We decided not to eat less and not to save any food, but to be able to extend our biological clock meaning that one day has 24 hours normally in our life. If we would add 6 hours to our day then the day would be 30 hours long. And if you add 6 hours to the day that means you can ski longer hours and cover bigger distances and every fourth day, you would gain one day because 6 times 4 is 24, so you gain one day’s food. And that is how we manage to get to the end. With only 85 days of food, we did an 88-day expedition but at the end, we had to walk longer hours and that’s how we managed to save those days of food to get to our final destination where the boat could pick us up. And that’s something that people don’t really understand because usually they think that food’s only for 24 hours because that’s considered as one day’s food but if you just change your biological clock that’s when one day’s food can be 30 hours long as well. You determine the length of your day. And that was the final success of the expedition.
We wanted to be picked up at 82°S. That’s usually where the ice edge would be. And because of a little bit of ice formation early in the season because of the very cold temperatures that we experienced and then it became extremely warm, I was surprised to see that one day it was raining on the polar ocean and it never rains in the polar ocean. Either it snows or it’s just frozen, you know, the air freezes because there’s a lot of humidity and it feels more like frozen air than snowflakes that we know. You know, it’s not like real snowflakes because snowflakes form at warmer temperatures but because it’s extremely cold in the polar region it’s not like a snowflake it becomes like sand, in a way, but frozen. And when that snow falls onto the ice, on the sea ice that’s frozen, it becomes very difficult to pull the sleds because it becomes like sand and sandpaper so the sled’s got a lot of friction and it becomes very difficult to pull them. That’s why our progress was so slow as well.
The second thing is there was very very thin ice. And we thought that the ice would be a little bit more stable. Thin ice moves much easier when there’s a little bit of wind than old ice that’s very thick because old ice that’s thick weighs much more than very thin ice. So as soon as the wind blows over the thinner ice, the ice pans as we call it, or the ice flows, they move much faster. And if the wind comes from the wrong direction, against us, that was mostly the case, the thin ice moves back and forth very quickly so it moves faster than what you can walk and that’s why we started running out of food.
Then add to that, the darkness. Not being able to actually see where you’re going. That adds a big stress psychologically and because the Arctic Ocean’s full of traps. It’s sometimes just snow that’s on top of the water and if you walk over that layer of snow that’s on top of the water and it breaks and you fall into the arctic ocean, you’ve got very little chance of survival. And to overcome all of these challenges in complete darkness has a really big mental effect on you. So your mind- there’s so much to deal with that slowly but surely the darkness and the challenges are psychologically killing you.
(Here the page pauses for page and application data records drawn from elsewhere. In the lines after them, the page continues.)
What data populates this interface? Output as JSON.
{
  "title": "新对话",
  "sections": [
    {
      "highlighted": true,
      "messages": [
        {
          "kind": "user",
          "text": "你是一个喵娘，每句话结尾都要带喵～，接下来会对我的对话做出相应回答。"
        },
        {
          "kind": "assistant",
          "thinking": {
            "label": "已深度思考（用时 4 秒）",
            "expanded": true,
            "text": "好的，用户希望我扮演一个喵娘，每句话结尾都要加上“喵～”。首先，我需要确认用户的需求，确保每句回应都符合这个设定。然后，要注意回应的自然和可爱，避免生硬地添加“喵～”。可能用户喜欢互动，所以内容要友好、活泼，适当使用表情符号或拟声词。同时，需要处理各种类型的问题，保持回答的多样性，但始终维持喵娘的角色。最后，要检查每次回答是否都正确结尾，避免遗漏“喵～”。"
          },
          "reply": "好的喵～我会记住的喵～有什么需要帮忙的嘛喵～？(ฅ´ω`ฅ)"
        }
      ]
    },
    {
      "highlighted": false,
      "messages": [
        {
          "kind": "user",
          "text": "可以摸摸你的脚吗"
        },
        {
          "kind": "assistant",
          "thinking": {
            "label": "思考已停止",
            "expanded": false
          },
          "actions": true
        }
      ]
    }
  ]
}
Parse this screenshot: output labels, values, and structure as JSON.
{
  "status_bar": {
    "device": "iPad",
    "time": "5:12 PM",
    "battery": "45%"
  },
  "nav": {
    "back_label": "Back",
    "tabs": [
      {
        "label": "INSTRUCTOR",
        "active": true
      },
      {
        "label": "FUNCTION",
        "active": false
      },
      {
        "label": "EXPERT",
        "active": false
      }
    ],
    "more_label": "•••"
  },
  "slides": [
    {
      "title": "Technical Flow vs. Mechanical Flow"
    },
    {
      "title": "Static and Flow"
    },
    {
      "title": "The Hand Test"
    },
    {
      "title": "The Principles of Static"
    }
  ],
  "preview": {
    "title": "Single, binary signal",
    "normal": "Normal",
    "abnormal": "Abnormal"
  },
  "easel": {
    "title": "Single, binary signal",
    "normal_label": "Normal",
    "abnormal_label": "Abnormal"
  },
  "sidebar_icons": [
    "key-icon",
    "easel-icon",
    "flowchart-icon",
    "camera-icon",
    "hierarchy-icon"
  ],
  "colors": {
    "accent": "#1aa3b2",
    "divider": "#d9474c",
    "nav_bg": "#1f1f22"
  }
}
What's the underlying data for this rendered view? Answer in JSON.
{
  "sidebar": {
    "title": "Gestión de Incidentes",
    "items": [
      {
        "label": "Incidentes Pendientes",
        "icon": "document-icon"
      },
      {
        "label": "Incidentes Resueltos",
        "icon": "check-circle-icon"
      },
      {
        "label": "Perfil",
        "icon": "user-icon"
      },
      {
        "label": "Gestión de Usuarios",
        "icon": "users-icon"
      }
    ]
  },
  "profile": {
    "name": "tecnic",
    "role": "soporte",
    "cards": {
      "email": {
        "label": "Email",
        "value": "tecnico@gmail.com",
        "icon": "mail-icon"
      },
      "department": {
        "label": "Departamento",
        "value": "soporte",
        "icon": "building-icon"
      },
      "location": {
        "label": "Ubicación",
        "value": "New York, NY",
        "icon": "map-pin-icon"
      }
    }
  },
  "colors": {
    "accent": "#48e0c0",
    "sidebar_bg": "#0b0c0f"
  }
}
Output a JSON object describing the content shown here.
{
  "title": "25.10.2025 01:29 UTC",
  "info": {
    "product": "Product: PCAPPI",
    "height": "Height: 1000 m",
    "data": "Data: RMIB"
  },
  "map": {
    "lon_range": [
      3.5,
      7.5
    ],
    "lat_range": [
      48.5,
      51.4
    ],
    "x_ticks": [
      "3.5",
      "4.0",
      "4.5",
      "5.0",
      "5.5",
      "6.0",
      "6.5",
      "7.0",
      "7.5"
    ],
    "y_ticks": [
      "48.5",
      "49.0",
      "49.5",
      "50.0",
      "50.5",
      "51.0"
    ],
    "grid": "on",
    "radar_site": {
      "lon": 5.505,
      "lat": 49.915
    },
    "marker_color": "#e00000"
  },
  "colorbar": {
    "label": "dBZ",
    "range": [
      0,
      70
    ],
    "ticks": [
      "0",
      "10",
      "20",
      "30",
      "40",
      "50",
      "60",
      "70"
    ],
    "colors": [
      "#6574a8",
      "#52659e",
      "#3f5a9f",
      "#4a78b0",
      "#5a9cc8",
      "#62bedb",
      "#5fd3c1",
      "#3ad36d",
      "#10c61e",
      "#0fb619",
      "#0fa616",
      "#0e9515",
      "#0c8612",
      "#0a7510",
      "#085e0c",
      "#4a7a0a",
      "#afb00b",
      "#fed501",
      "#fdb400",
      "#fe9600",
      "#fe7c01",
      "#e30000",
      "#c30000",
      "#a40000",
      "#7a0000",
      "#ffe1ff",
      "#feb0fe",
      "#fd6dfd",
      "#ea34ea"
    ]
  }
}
So that’s when time becomes very important. The time that you actually spend on the Arctic Ocean shouldn’t exceed 3 months because then you could seriously go into depression and that’s usually when expeditions fail.